Distance: 1 1/2 miles (12 furlongs) on dirt
With the exception of 2020, when the COVID-19 pandemic caused a temporary shift in the Triple Crown schedule, the Belmont S. has been run at 1 1/2 miles since 1926. The race was also held at this distance during the period of 1874-1889.
From 1867-1873, the Belmont spanned a mile and five furlongs, while it was conducted at 1 1/4 miles in 1890–1892, 1895, and 1904–1905. From 1893–1894 and in 2020, it was raced at a mile and a furlong, and was a mile and three furlongs from 1896 to 1903 and 1906–1925.
Purse: $1.5 million
The purse for the inaugural Belmont S. in 1867 was worth $1,500, plus nomination and entry fees.
Today’s purse is worth $1.5 million, as has been the case since 2014.
Nickname: the “Test of the Champion” and “The Run for the Carnations”
Because the Belmont is the longest of the Triple Crown races, it earned the nickname “The Test of the Champion.” Other nicknames include “The Run for the Carnations,” akin to the Kentucky Derby’s Run for the Roses, as the winner of the Belmont is draped with a blanket made of about 700 white carnations, which represent love and luck.
A similar blanket is also made each year for the statue of Secretariat in the Belmont paddock.
Still the horse to beat at #Belmont. Secretariat with his blanket of white carnations. #1010wins pic.twitter.com/Sth88tdyPY— Al Jones (@aljoneswins) June 5, 2015
Fastest time: 2:24 (Secretariat in 1973)
In 1973, Secretariat broke a 25-year Triple Crown drought when he won the Belmont in 2:24, a record for the race, as well as a track record and world record on dirt.
His 1/2-, 3/4-, 1- and 1 1/4-mile fractions are also the fastest in Belmont history.
Most wins by a jockey: 6
Eddie Arcaro (1941, 1942, 1945, 1948, 1952, 1955) and Jim McLaughlin (1882, 1883, 1884, 1886, 1887, 1888) are tied with six Belmont wins apiece. Arcaro boarded two Triple Crown winners, Citation and Whirlaway, and has also achieved the most Kentucky Derby (5) and Preakness (6) victories.
Most wins by a trainer: 8
In addition to his eight Belmont wins as a trainer (1883, 1884, 1901, 1904, 1907, 1908, 1910, 1913), James G. Rowe Sr. also crossed the wire first in the Belmont as a jockey twice (1872, 1873).
Biggest longshot: 70-1, Sarava in 2002
The dark bay colt trained by Kenny McPeek upset War Emblem’s bid for the Triple Crown.
Number of winning fillies: 3

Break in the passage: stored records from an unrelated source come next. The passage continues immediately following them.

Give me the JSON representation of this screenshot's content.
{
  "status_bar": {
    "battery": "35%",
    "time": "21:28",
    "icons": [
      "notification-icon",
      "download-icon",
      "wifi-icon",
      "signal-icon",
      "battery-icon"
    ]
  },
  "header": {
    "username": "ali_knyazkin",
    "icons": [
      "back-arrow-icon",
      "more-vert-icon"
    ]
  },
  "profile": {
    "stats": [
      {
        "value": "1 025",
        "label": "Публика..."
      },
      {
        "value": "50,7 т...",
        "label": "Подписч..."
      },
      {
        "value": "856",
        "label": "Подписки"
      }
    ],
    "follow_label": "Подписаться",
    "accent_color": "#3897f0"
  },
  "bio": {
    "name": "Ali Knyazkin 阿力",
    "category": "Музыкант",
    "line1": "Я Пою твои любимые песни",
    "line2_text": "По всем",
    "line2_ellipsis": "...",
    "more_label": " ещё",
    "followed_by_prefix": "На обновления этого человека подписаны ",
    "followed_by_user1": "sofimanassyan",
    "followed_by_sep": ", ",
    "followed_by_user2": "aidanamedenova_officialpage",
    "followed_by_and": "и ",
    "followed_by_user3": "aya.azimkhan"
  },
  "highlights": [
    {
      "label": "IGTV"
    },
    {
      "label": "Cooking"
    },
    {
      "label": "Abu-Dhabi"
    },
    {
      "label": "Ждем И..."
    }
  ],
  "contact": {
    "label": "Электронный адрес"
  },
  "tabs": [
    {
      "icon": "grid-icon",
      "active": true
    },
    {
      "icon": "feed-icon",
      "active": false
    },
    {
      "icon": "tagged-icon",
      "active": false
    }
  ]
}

The inaugural Belmont was won by Travers S.-winning filly Ruthless. As of 2021, 23 fillies have attempted the Belmont S., but just three have won — Tanya (1905) and Rags to Riches (2007) are the others.
As for female connections, Julie Krone became the first female jockey to win a Triple Crown race when she crossed the finish line first with Colonial Affair in the 1993 Belmont.
Largest margin of victory: 31 lengths, Secretariat in 1973
In what is regarded as one of the greatest races in history, Secretariat not only shattered time records in his Belmont romp but won by 31 lengths to break the margin-of-victory record set by Triple Crown winner Count Fleet, who claimed the Belmont by 25 lengths in 1943.
45 Years Ago Today: Secretariat wins the Belmont in perhaps the most dominating performance in sports history, 2:24 time still stands as the record today. pic.twitter.com/qgB73y3CKe— Darren Rovell (@darrenrovell) June 9, 2018
Horses that won Derby and Preakness but not Belmont (23)
I’ll Have Another
Horses that won Preakness and Belmont but not Derby (18)
Duke of Magenta
Man O’ War
Horses that won Derby and Belmont but not Preakness (11)
Triple Crown winners (13)
Belmont Stakes Records Infographic